Take a Seat
This year I decided to buy an all-weather seat for my garden.
Bizarrely I didn’t actually have a permanent place to sit where I could admire my hard work.
There is an art to choosing and placing garden seating. First decide whether you want to sit in full sun, or dappled shade. Watch the path of the sun and make a note of which particular parts of the garden are illuminated at each time of day.
Think about when you will sit in you garden. Will you want to eat breakfast out there? If so pop a seat and little table in a spot which catches the morning sun. If like many of us the only chance you get to sit out is during the evening then look for an area which is bathed in golden light of late afternoon. Would you like to dine out doors in the evening? Can you make room for a table, and would a patio heater be a good investment, so you can make the most of the setting.
If the only area you can place a bench is in baking sun then it’s good to place some sort of overhead structure. It can
be as simple or elaborate as you like. Sawn tanalised timbers can be used to make a very simple frame over which you can train a vine or climber.
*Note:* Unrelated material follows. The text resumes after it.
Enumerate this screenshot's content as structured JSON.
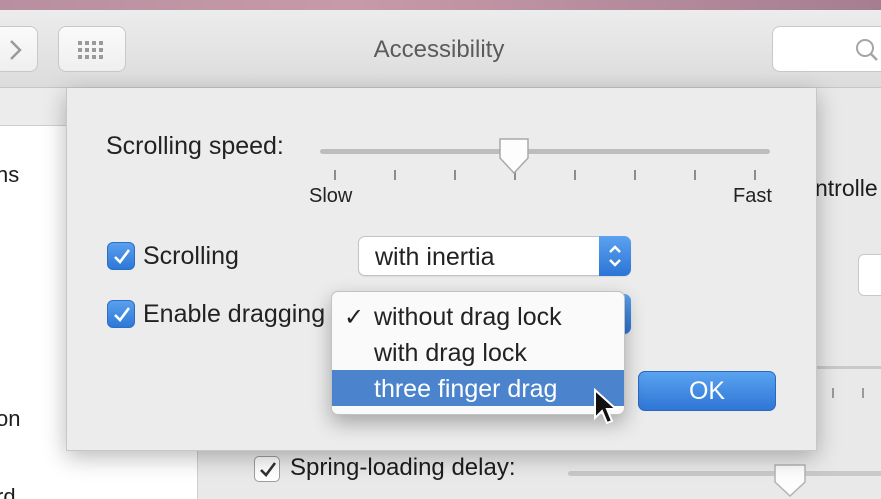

Use galvanised screws and it should last 20 years, providing a delightful place to rest
Choose all-weather furniture for ease of use unless you have oodles of storage space for the winter months. Plastic is cheap but can look very tacky. There are some wonderful synthetic wicker style pieces available now though, and
excellent metal furniture which requires no care at all. My favourite material is wood though mostly this does require
ongoing maintenance. I did discover some rather attractive polystyrene slatted furniture on an aluminium frame
which looked remarkably like the real deal. If finances allow you can buy beautiful teak wood furniture which requires very little in the way of after care.
Try before you buy! Yes you want your furniture to look wonderful but the most important factor is comfort. Are the
seats wide enough?
Finally, to bring a touch of indoor comfort and style to an outdoor area I discovered outdoor rugs! Yes really. Made from long-lasting material, outdoor rugs can cope with rain or shine. They are made from robust, resistant, easy-care synthetic fibres, which absorb minimal moisture and which dry quickly afterwards. They don’t fade even when exposed to bright sunlight and are cleaned easily by vacuuming, with a broom, or by beating them. I was a sceptic, but I think I’m a convert and bought a little one to place in front of my bench. My dog loves it!
This month. . .
August is usually one of the hottest months of the year - making watering essential. Try to use grey water wherever possible, especially as water butts may be running low.